'''

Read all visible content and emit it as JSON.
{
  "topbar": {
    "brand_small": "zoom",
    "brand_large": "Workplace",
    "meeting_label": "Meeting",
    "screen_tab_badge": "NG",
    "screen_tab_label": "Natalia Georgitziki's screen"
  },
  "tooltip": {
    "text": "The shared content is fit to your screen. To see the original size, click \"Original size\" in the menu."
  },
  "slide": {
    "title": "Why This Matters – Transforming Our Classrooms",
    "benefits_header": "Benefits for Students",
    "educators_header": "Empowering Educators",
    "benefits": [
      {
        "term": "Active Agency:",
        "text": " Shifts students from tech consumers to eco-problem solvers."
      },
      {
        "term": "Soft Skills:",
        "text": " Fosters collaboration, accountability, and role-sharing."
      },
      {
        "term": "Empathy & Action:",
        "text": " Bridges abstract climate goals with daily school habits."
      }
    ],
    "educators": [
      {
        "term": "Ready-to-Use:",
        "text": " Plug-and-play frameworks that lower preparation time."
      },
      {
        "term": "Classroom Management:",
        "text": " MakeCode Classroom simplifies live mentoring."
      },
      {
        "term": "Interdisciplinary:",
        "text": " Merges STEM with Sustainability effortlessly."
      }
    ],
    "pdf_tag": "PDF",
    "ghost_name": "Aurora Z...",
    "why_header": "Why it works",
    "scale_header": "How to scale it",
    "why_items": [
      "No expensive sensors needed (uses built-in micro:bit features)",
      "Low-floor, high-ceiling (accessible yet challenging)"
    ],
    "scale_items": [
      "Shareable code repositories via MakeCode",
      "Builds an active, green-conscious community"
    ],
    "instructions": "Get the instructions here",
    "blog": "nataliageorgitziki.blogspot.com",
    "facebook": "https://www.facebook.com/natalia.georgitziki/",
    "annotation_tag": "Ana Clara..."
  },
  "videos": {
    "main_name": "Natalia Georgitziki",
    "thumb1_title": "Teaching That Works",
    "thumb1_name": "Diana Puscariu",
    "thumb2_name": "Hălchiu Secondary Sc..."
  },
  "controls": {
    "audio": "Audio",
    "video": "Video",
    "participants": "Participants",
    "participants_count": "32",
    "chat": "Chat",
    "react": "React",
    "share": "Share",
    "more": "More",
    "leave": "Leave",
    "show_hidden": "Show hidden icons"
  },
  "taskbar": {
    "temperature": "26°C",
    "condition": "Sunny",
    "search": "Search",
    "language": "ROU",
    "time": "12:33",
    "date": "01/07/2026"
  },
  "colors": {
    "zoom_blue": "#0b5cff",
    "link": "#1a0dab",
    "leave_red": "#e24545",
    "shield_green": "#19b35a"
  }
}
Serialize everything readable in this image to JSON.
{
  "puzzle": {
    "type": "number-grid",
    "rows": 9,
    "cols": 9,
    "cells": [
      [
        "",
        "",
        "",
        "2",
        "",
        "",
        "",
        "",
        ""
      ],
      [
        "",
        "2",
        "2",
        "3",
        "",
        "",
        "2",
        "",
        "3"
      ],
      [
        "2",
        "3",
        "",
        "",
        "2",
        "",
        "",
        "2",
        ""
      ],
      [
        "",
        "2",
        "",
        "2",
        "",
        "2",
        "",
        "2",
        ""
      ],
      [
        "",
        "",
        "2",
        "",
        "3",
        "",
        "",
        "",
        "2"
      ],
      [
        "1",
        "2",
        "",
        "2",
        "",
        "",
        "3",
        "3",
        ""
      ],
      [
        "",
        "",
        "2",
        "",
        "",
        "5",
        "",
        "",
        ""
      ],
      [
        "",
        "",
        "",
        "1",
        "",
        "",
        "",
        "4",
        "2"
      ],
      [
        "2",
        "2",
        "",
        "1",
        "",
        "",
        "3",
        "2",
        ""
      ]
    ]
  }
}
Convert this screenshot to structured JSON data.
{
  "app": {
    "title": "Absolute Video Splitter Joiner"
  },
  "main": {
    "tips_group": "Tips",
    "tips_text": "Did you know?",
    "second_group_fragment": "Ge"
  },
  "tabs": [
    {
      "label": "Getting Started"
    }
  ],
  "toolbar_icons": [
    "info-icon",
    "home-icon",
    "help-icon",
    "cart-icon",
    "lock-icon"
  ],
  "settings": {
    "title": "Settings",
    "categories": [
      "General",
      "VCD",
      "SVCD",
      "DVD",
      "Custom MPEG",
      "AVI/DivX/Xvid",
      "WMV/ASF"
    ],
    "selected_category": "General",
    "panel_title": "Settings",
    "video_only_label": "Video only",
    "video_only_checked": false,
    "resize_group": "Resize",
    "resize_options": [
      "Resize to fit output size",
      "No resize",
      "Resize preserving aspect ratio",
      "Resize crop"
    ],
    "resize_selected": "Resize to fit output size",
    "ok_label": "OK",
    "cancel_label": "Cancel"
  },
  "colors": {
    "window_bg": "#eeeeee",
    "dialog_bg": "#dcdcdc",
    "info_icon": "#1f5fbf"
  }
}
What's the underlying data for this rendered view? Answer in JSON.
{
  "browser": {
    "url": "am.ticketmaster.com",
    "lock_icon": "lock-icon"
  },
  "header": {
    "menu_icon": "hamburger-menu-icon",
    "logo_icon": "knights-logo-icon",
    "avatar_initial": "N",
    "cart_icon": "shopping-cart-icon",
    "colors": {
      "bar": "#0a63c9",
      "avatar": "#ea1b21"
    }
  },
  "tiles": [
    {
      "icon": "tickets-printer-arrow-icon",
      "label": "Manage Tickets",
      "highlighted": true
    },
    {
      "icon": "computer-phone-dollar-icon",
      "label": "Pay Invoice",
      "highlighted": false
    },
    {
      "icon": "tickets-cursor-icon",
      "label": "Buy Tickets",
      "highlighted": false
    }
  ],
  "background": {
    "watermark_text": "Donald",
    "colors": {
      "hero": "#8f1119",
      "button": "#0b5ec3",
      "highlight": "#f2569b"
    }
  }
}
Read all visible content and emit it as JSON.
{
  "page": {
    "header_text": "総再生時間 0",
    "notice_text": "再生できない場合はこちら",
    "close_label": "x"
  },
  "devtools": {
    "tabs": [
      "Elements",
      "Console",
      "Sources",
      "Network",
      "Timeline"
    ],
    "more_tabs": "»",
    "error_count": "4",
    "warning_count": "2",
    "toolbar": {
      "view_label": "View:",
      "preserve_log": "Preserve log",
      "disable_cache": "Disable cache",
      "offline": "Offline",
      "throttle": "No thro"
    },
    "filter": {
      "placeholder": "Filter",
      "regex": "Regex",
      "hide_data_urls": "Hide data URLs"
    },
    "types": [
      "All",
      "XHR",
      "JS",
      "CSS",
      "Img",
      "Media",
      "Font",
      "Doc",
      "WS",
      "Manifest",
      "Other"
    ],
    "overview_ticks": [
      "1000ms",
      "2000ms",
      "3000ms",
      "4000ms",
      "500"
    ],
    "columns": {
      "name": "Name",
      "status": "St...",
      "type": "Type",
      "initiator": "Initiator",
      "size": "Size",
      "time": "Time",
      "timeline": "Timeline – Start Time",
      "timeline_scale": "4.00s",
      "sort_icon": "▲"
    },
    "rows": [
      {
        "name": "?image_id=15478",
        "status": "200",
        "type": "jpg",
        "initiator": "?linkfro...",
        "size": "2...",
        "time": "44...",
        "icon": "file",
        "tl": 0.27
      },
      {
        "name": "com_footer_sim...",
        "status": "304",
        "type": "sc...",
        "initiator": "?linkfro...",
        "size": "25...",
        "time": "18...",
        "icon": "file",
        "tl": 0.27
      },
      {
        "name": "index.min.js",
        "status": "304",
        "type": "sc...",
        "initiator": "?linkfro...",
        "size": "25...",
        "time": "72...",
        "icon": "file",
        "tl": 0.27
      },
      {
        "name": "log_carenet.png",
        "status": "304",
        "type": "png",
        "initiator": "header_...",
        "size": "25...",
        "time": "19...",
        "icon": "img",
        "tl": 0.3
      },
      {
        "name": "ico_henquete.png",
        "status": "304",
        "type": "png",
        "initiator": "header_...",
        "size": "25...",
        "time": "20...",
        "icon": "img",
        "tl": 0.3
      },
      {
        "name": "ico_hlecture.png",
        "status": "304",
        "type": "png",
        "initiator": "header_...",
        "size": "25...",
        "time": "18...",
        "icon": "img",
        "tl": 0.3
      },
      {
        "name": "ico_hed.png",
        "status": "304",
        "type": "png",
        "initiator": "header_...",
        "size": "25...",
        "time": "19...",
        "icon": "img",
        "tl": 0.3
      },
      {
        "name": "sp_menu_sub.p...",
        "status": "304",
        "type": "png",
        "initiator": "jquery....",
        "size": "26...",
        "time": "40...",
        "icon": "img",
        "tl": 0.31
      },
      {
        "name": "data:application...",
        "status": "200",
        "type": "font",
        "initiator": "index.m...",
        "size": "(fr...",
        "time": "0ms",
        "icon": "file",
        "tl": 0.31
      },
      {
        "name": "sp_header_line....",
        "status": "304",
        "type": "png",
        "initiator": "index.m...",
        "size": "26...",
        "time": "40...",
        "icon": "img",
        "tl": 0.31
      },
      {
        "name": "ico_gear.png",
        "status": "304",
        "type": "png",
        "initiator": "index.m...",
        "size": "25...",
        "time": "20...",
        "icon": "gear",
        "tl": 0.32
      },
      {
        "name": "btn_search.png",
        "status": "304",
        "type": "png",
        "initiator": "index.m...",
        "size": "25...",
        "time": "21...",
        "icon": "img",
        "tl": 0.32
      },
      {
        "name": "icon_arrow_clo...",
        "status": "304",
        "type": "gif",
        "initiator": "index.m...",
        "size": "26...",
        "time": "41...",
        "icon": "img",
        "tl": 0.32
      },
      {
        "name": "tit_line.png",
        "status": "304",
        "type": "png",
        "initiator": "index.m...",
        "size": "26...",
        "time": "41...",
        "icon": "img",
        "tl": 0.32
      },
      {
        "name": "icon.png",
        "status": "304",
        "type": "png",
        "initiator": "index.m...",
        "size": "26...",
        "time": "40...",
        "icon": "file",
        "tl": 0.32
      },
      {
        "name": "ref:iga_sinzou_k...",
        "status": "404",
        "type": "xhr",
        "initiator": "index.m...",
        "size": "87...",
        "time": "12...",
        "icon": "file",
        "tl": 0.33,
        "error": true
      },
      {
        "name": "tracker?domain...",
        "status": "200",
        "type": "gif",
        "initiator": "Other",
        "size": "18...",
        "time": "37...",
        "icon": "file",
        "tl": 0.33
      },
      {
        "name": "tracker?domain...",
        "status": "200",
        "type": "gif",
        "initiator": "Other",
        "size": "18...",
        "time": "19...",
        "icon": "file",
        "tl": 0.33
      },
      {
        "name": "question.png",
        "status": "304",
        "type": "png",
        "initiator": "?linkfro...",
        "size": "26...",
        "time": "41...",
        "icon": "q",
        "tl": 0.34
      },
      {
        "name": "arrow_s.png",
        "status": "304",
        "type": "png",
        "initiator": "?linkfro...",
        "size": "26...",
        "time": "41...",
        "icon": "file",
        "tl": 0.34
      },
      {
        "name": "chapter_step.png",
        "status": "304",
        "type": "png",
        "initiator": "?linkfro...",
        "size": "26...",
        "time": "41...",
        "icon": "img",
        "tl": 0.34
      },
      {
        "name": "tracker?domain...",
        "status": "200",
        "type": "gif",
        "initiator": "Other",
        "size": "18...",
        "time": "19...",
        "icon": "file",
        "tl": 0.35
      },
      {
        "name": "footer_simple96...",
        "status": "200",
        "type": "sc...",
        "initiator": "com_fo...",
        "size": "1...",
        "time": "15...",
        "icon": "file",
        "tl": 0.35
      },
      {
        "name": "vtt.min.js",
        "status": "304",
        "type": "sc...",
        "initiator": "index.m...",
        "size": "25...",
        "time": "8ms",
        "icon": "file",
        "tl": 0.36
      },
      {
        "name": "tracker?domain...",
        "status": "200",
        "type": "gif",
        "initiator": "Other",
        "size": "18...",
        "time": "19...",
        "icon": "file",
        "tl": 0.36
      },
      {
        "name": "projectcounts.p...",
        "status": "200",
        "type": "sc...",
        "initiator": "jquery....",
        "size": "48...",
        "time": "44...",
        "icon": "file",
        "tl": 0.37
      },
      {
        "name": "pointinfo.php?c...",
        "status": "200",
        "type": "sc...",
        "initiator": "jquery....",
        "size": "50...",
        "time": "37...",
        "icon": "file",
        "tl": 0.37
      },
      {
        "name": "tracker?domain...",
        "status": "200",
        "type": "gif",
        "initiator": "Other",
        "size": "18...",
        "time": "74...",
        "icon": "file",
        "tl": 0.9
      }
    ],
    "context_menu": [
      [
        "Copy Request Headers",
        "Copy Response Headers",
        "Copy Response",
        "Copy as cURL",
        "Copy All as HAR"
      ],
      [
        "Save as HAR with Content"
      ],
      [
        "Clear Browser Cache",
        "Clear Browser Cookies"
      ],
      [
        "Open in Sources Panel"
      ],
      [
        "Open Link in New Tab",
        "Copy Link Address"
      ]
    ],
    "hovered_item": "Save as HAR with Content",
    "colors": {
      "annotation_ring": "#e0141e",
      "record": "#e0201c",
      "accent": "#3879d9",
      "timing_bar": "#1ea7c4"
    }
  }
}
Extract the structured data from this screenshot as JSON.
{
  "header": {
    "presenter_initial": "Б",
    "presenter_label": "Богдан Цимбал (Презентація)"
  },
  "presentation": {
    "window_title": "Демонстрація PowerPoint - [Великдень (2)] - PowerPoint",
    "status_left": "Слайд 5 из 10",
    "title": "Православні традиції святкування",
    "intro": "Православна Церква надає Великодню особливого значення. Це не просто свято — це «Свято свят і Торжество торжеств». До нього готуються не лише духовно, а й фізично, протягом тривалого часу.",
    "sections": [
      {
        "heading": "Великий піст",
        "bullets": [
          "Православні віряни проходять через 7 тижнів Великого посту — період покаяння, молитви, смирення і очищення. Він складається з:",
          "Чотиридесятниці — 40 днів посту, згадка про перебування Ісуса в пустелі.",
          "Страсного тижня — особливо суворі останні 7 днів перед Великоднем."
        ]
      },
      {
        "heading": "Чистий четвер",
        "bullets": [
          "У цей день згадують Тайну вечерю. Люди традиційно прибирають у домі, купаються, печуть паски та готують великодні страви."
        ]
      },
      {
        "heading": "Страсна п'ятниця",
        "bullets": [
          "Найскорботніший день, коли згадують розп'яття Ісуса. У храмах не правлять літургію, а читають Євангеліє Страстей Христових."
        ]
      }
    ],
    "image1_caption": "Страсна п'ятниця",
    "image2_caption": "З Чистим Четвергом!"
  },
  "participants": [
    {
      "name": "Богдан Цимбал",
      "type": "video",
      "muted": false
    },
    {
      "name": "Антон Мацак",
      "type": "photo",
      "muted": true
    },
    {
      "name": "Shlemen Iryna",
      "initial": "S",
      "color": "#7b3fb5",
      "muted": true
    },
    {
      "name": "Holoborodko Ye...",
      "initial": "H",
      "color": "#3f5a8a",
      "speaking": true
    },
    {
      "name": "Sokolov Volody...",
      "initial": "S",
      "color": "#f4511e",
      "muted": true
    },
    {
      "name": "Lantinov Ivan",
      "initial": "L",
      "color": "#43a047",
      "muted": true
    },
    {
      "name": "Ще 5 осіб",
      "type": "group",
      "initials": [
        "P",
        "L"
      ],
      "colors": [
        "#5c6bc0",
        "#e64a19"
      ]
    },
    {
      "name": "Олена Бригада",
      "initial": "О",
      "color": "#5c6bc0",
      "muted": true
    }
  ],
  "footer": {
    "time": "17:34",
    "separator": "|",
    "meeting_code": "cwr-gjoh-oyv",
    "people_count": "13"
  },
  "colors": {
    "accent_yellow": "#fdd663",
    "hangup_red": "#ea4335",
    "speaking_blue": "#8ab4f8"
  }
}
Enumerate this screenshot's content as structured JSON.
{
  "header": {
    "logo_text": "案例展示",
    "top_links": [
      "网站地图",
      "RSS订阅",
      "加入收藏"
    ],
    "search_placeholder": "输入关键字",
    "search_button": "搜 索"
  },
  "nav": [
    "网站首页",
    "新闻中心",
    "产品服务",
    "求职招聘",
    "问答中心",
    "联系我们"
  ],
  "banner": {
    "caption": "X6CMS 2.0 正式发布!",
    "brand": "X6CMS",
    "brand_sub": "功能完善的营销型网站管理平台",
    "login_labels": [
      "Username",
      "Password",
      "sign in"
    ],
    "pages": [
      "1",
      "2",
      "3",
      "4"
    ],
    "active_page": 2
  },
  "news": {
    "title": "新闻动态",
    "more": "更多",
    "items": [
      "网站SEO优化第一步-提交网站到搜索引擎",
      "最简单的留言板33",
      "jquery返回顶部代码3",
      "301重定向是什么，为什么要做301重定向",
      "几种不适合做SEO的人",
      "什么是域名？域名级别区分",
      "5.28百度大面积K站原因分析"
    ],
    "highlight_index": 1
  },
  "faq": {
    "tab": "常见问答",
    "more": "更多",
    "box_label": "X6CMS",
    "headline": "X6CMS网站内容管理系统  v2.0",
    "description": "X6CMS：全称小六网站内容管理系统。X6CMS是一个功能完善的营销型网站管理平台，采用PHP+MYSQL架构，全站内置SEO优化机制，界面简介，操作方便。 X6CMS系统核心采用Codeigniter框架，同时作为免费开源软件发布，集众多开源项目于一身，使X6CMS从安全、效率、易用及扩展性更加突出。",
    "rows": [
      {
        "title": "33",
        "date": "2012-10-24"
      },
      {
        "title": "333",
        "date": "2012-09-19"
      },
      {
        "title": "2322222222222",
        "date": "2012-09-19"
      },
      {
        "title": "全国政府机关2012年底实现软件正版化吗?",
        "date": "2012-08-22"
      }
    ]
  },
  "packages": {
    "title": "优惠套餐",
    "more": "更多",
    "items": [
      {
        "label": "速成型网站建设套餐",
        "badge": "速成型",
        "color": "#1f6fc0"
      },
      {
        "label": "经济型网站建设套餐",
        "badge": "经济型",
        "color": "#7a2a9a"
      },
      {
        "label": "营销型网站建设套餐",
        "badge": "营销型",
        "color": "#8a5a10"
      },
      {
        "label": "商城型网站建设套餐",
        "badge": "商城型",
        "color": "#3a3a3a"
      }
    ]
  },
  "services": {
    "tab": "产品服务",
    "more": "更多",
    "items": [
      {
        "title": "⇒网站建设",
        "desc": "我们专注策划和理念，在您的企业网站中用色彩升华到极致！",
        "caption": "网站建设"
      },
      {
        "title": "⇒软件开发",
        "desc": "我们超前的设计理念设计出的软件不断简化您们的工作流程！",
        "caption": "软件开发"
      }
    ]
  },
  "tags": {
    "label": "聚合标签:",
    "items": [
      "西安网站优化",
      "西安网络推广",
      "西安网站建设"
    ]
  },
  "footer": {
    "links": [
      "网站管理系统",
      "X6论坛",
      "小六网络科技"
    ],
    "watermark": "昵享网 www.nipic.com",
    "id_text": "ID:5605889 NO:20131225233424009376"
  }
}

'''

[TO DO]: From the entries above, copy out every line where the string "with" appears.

[WRITTEN RESPONSE]:
        "text": " Bridges abstract climate goals with daily school habits."
        "text": " Merges STEM with Sustainability effortlessly."
        "Save as HAR with Content"
    "hovered_item": "Save as HAR with Content",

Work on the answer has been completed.